extract-text-webpack-plugin to extract the css from the js code and merge it. This is defined in the loader as follows
Then add the
extract-text-webpack-plugin configuration item to the plugin section.
Lazy loading can be easily implemented using webpack’s Code Splitting. For large applications, it is not cost effective to download all the files into the browser at once, as some features may not be used often enough to be loaded in the first place. The Code Splitting feature allows you to define “split points” in the code, where the code will load the required modules only when it reaches those points, thus enabling lazy loading on demand.
So, where are the “splitting points” located? A page module often includes html, css, js three kinds of resource files, how to load these three resources?
For the “split point” is very simple, because it is when the route to a page to load the required modules, so of course the “split point” in the definition of the route.

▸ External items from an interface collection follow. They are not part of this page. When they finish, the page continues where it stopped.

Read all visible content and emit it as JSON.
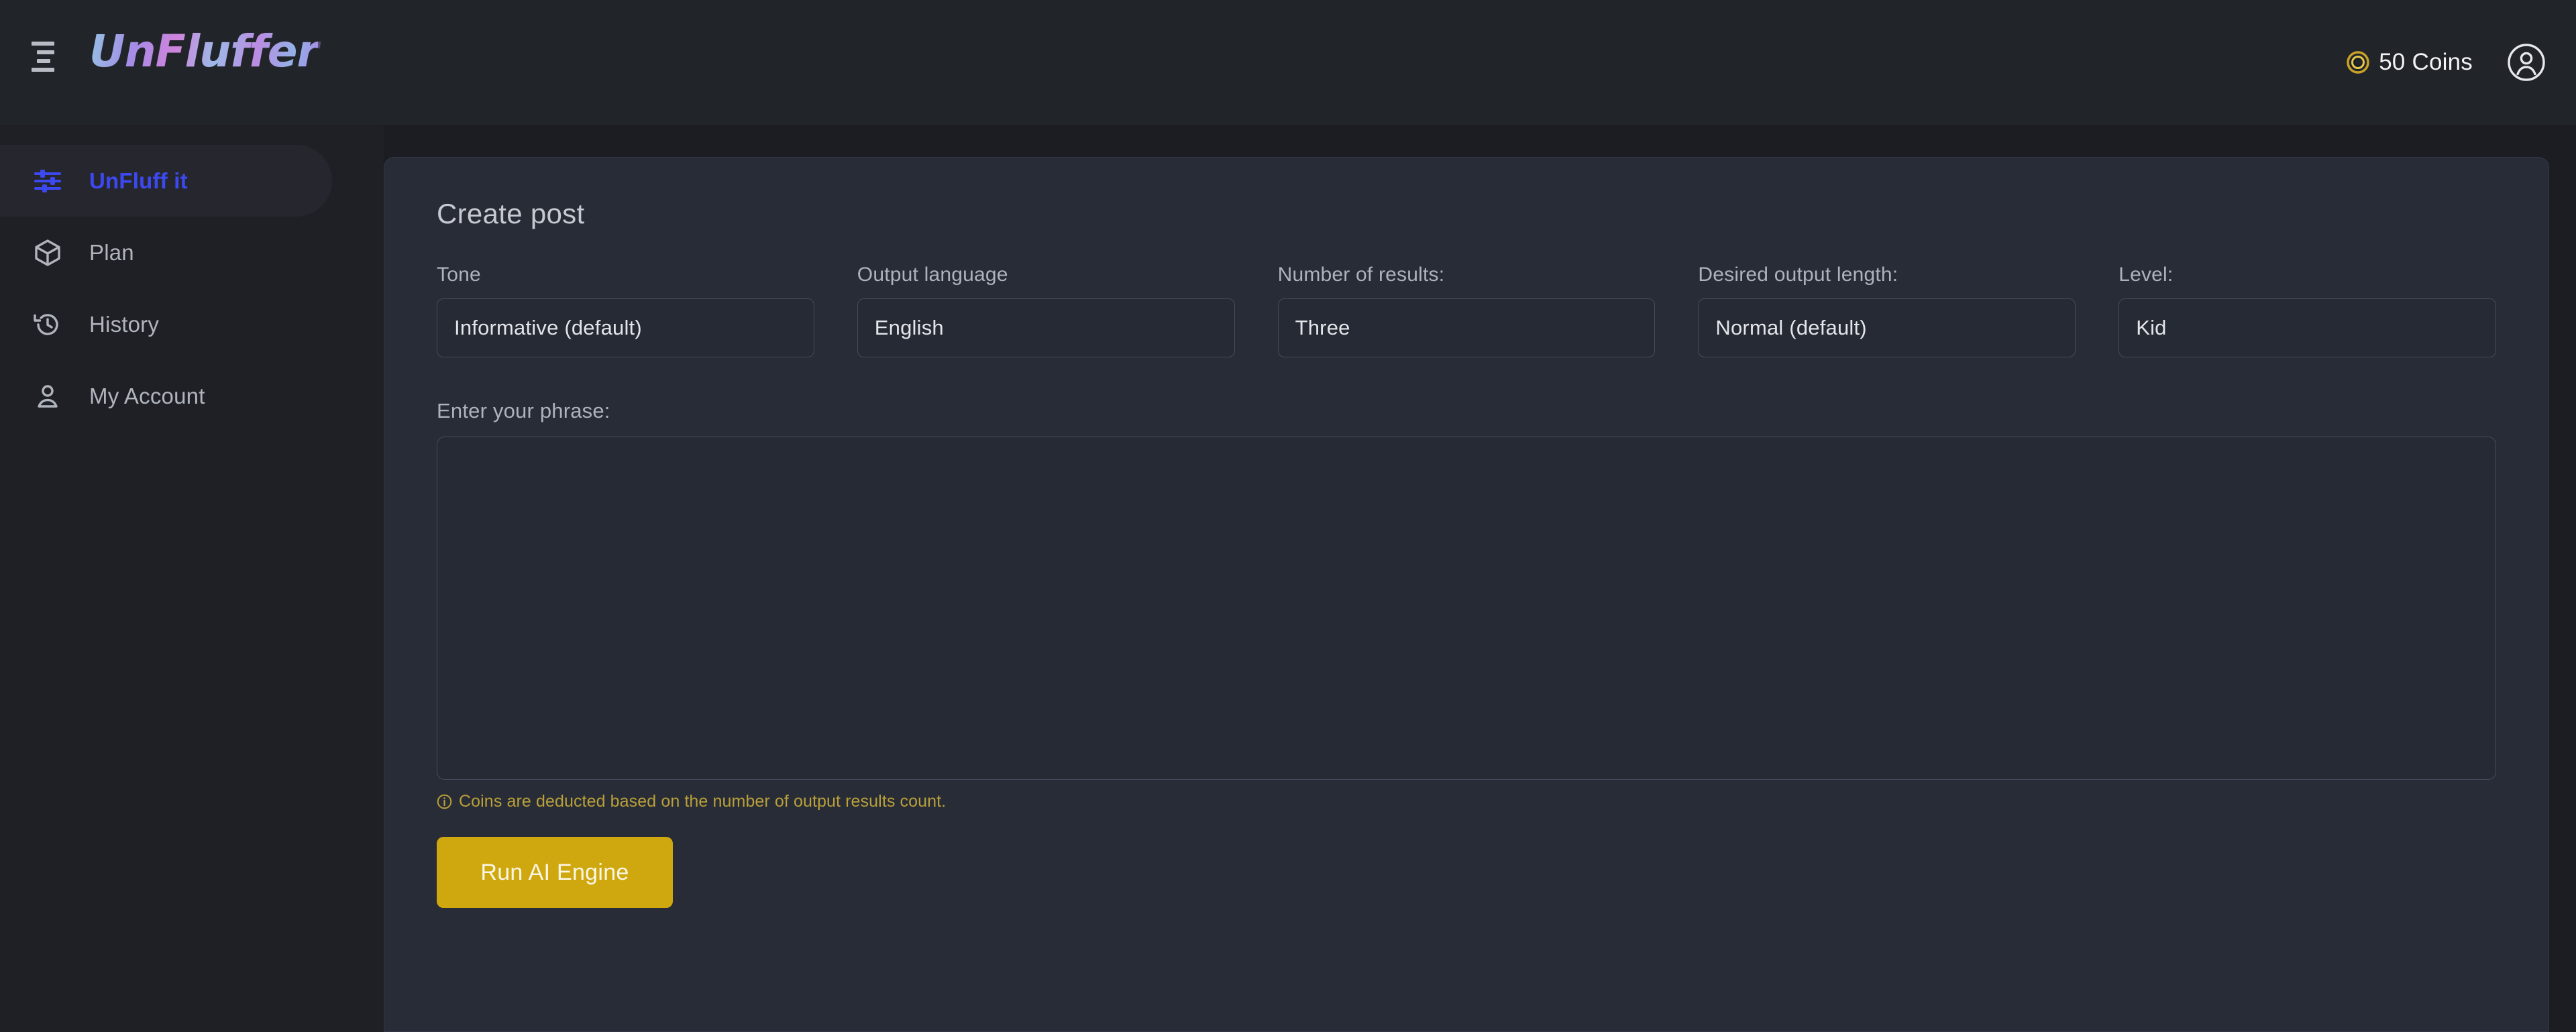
{
  "header": {
    "menu_icon": "hamburger-menu-icon",
    "brand": "UnFluffer",
    "coins_icon": "coin-icon",
    "coins_label": "50 Coins",
    "avatar_icon": "user-avatar-icon"
  },
  "sidebar": {
    "items": [
      {
        "label": "UnFluff it",
        "icon": "sliders-icon",
        "active": true
      },
      {
        "label": "Plan",
        "icon": "cube-icon",
        "active": false
      },
      {
        "label": "History",
        "icon": "history-clock-icon",
        "active": false
      },
      {
        "label": "My Account",
        "icon": "person-icon",
        "active": false
      }
    ]
  },
  "main": {
    "card_title": "Create post",
    "fields": [
      {
        "label": "Tone",
        "value": "Informative (default)"
      },
      {
        "label": "Output language",
        "value": "English"
      },
      {
        "label": "Number of results:",
        "value": "Three"
      },
      {
        "label": "Desired output length:",
        "value": "Normal (default)"
      },
      {
        "label": "Level:",
        "value": "Kid"
      }
    ],
    "phrase_label": "Enter your phrase:",
    "phrase_value": "",
    "phrase_placeholder": "",
    "hint_icon": "info-circle-icon",
    "hint_text": "Coins are deducted based on the number of output results count.",
    "run_button": "Run AI Engine"
  },
  "colors": {
    "page_bg": "#1b1d22",
    "header_bg": "#212429",
    "sidebar_bg": "#1e2025",
    "card_bg": "#282c36",
    "field_bg": "#262a34",
    "field_border": "#454b5d",
    "accent_blue": "#3c48f0",
    "accent_gold": "#cfa80f",
    "hint_gold": "#b9a03a"
  }
}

Putting it in the route also helps us solve the problem of loading three kinds of resources, because the route usually needs to define the template and controller when routing to this page, which are exactly the html and js resources mentioned earlier, as for the css resources, they can be used as dependencies of html and js resources.
Load templates dynamically

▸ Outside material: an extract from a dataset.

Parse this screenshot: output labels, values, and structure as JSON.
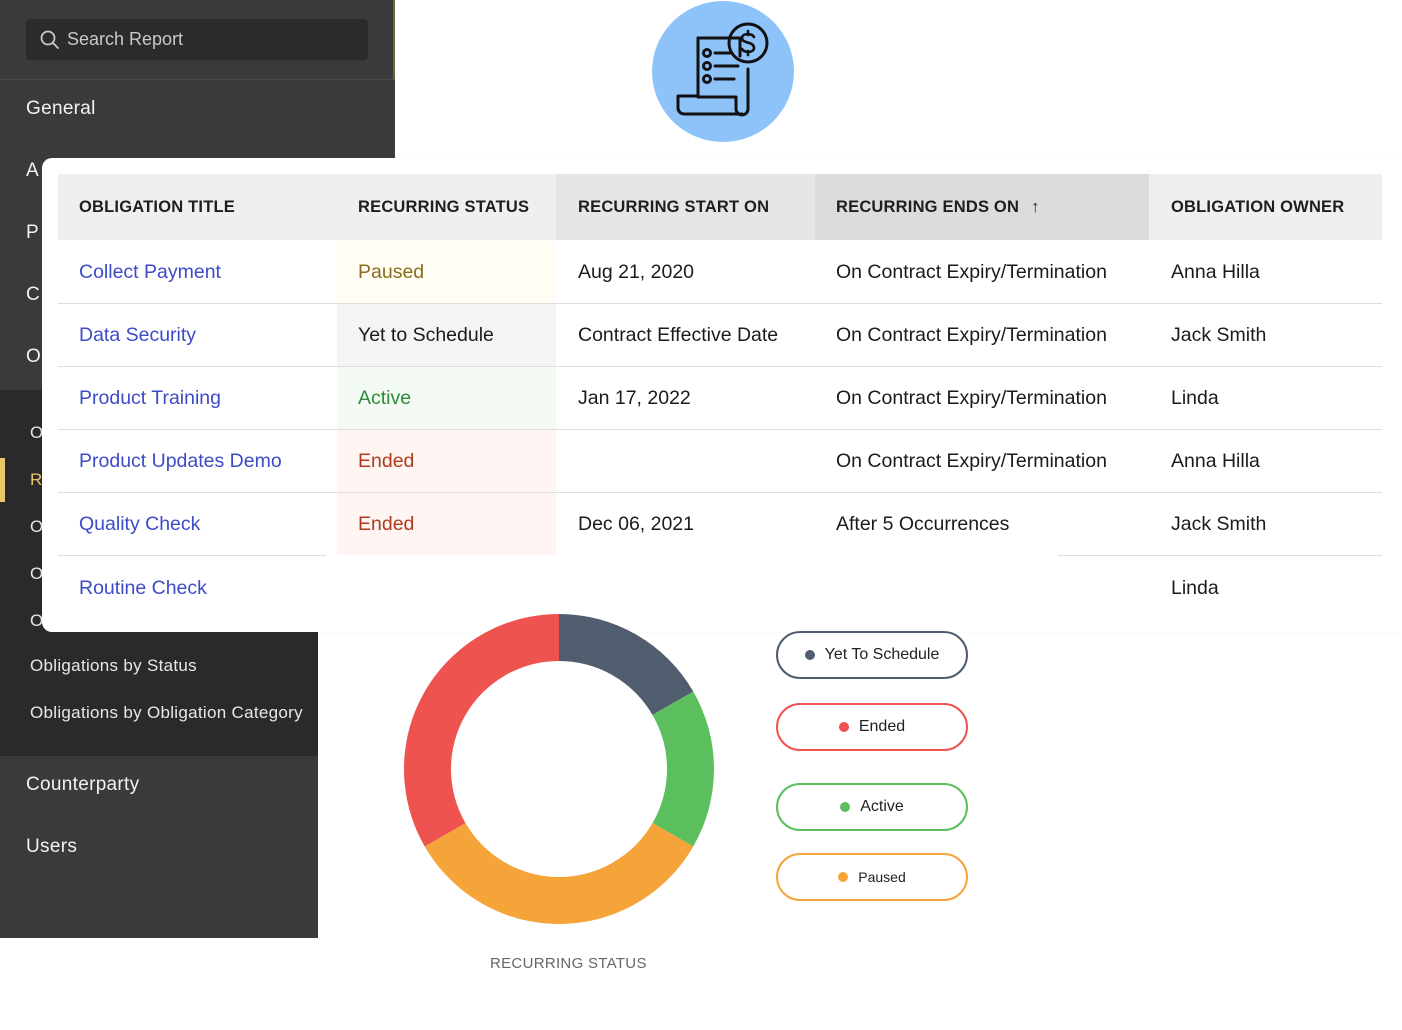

When defining a route, we load the required template dynamically in the template, but the template and templateUrl parameters are strings, which obviously do not meet our needs. We can naturally think of using ui-router’s
templateProvider parameter, which can be a function that supports returning a promise in the function, which will eventually return the html string.

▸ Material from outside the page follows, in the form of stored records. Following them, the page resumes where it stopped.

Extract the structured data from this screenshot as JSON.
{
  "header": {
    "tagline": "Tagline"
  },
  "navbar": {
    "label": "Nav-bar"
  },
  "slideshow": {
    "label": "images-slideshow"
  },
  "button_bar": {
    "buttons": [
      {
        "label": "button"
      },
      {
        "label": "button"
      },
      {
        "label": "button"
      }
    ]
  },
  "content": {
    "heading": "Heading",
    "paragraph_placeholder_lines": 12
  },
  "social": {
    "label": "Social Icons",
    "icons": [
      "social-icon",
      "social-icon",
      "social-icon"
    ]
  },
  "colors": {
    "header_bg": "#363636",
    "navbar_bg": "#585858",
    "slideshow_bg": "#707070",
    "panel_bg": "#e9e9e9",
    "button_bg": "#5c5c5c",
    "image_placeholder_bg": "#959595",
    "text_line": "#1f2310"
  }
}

This way, the template
preferences.partial.html is loaded only when the route
/preferences is accessed. Let’s take a look at the configuration of templateProvider, first its function returns a promise which directly uses the constructor of
$q which takes two parameters:
reject to resolve and reject the promise respectively. Then in this promise we resolve the content of the
preferences.partial.html template string. So when do we resolve? Here we focus on webpack’s
require.ensure function, which is a function to implement “Code Splitting” with three arguments.
- array of dependent modules: an array of module names that webpack will load before executing the callback functions that follow.
- callback function: this will be executed only after the module array is loaded.
- chunk name: the modules split from this “split point” will be put into additional modules, this parameter specifies the name of the module. This parameter is mainly used in the case of multiple
require.ensures, so that the code split from multiple
split pointscan be put into the same module.
Next, let’s talk about how to load js resources dynamically. The js resource here is actually the js file that contains the controller. So how do you load the controller’s js module dynamically? Each route definition can have a
resolve, and only when the promise is
resolved will it actually go to that route, so that’s where the js and other module dependencies are dynamically loaded.
The resolve is named loadPreferencesModule, because its role is to load the preferences module and the other modules it depends on, and does not require us to actually return anything, so line 8 directly resolves the null value. Also note that line 7 also uses preferences as the chunk name, which ensures that the code split from this “split point” is together with the template split from above. You should know that ocLazyLoad is a lazy loading library for angular, and you can use it to implement angular lazy loading. But it doesn’t load the file dynamically, it enables the module name of angular in the file dynamically loaded by webpack, because angular doesn’t allow to declare a module dynamically.
As for how to load css resources, in fact, css can be loaded by using css-loader in js or html through
require(xxx.css), because usually css is bound to a page or a module.